  • First Amendment should come into play when FDA bans drug providers from making truthful statements about their therapies [Henry Miller and Gregory Conko, Reason] And a Cato panel discussion on FDA regulation of speech with former Vascular Solutions CEO Howard Root (author of “Cardiac Arrest”), Christina Sandefur of the Goldwater Institute, and Jessica Flanigan of the University of Richmond, moderated by Cato’s Michael Cannon;
  • “Uberizing Nonemergency Medical Transportation” [Ann Marie Marciarille, Prawfsblawg]
  • “Protecting Reasonable Physician Choice in Medical Product Cases” [Luther Munford, Drug and Device Law]
  • Britain’s National Health Service lurches toward crisis in negligence payouts [BBC, Paul Goldsmith, Centre for Policy Studies]

Privacy a casualty in war on opioids

Law enforcement officials in some states are seeking warrantless access to prescription databases. A New Jersey bill “would require officials to ‘certify’ that they are engaged in a specific investigation,” seeking to calm fears that enforcers will begin trawling data for people to investigate. Rhode Island Gov. Gina Raimondo has already signed a similar bill. “In California, the Supreme Court ruled recently that the state Medical Board can dig through prescription drug records without a warrant or subpoena.” [Associated Press via Scott Shackford, Reason]
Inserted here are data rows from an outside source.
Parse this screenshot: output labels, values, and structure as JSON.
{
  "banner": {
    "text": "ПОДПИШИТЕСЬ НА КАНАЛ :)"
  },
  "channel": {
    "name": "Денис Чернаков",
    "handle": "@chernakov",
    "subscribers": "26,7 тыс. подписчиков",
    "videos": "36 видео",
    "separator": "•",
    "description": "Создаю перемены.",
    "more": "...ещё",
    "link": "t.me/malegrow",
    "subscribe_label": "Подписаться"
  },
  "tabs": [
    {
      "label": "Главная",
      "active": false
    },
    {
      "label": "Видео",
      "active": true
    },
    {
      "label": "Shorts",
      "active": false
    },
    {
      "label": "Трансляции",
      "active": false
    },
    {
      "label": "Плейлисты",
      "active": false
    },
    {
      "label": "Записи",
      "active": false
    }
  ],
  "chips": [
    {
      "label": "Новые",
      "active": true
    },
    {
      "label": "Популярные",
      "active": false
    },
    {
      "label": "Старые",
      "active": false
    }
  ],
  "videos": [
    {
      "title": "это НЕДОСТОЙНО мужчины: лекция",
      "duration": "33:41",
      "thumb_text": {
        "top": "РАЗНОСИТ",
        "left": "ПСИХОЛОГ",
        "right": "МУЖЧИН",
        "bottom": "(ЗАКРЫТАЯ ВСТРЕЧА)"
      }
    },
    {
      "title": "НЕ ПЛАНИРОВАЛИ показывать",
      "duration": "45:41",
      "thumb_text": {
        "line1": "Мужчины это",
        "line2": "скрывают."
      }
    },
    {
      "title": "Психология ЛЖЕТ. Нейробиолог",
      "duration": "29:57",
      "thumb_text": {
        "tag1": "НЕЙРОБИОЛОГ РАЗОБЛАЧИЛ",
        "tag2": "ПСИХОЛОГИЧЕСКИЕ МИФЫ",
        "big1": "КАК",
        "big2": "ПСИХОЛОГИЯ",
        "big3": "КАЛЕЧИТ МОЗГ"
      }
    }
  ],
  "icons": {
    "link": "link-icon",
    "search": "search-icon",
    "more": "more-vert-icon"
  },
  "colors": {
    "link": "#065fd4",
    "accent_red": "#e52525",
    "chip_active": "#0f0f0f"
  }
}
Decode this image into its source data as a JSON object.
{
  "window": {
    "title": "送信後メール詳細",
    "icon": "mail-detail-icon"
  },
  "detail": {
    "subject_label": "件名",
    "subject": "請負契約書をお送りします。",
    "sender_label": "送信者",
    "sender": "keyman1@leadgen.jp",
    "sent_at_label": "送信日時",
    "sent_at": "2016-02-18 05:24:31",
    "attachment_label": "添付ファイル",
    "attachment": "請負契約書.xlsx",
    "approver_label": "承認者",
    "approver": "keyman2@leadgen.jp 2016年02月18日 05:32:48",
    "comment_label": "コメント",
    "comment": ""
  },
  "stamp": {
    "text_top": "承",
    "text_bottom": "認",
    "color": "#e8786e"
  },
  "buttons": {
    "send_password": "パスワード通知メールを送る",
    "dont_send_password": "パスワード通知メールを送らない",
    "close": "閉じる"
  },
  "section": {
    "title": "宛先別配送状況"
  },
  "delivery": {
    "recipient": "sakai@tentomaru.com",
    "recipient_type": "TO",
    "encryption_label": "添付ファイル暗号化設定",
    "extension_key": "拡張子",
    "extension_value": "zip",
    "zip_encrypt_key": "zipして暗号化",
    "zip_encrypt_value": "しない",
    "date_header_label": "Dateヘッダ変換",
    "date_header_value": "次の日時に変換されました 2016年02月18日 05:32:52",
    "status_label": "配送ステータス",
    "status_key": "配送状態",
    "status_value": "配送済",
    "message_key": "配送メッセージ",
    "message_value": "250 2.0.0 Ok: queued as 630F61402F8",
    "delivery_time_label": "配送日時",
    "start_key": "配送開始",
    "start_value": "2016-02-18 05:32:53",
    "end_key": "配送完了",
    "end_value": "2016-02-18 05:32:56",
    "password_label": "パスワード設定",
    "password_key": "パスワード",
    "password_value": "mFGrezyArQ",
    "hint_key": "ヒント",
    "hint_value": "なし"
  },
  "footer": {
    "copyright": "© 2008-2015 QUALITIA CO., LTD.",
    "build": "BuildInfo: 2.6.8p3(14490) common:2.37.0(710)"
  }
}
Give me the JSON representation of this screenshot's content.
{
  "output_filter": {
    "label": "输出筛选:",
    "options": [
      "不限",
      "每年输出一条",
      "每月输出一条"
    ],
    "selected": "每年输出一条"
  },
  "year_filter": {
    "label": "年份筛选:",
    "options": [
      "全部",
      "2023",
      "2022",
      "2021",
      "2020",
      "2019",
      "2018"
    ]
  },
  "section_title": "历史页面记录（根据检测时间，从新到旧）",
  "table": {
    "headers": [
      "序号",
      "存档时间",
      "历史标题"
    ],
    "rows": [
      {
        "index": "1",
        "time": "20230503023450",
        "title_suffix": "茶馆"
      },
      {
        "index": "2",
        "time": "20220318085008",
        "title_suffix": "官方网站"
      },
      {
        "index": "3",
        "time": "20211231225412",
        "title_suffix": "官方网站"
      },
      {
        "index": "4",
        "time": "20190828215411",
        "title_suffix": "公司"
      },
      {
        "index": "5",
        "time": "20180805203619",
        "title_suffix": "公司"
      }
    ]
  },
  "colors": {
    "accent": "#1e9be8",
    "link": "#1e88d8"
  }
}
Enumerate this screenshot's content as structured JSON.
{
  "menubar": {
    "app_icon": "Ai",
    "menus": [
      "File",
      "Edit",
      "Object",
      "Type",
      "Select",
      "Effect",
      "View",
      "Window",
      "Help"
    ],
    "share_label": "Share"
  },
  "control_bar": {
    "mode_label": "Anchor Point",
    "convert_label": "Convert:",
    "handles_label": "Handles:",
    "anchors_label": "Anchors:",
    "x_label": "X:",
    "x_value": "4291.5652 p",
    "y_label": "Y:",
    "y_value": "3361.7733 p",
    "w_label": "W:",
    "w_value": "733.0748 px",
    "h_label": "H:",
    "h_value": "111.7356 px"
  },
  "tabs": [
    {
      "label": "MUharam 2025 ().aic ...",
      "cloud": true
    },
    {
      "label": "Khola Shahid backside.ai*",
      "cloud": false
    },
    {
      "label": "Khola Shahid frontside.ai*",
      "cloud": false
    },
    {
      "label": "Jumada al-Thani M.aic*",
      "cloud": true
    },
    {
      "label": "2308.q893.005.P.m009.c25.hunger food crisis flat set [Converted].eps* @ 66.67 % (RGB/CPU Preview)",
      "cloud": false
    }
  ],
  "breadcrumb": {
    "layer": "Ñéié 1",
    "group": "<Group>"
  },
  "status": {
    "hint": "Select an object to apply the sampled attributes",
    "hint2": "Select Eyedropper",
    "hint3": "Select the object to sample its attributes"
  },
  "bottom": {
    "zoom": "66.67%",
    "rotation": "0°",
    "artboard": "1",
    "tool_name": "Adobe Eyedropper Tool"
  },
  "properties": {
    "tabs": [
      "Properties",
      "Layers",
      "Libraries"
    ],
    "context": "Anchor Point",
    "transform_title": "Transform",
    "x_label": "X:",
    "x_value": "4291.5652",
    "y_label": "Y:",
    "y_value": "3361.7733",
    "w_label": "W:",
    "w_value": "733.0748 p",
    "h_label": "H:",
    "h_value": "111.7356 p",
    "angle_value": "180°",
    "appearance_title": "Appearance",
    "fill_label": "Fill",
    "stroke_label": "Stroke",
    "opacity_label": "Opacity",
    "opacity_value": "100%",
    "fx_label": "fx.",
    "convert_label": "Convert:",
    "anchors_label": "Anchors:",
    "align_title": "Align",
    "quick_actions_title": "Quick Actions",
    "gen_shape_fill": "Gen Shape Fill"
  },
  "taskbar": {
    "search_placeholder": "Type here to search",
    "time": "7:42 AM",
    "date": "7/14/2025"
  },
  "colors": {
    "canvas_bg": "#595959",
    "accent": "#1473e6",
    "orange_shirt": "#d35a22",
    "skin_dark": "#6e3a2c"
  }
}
“No, Your Medical Records Are Not Private”

HIPAA or no HIPAA, a variety of government agencies might get a look at your personal medical records. “HIPAA allows federal bureaucrats to get patient records merely by issuing administrative subpoenas, or civil investigative demands.” The records may also find their way into the hands of private lawyers, such as those representing qui tam relators under the False Claims Act. “‘Everybody’s got horror stories for what happens when the relators get into their stuff,’ said Jonathan Diesenhaus, a former DOJ senior trial lawyer who now represents health care companies as a partner with the Hogan Lovells law firm, to TheDCNF. ‘It becomes an avenue for abuse.'” [Kathryn Watson, Daily Caller]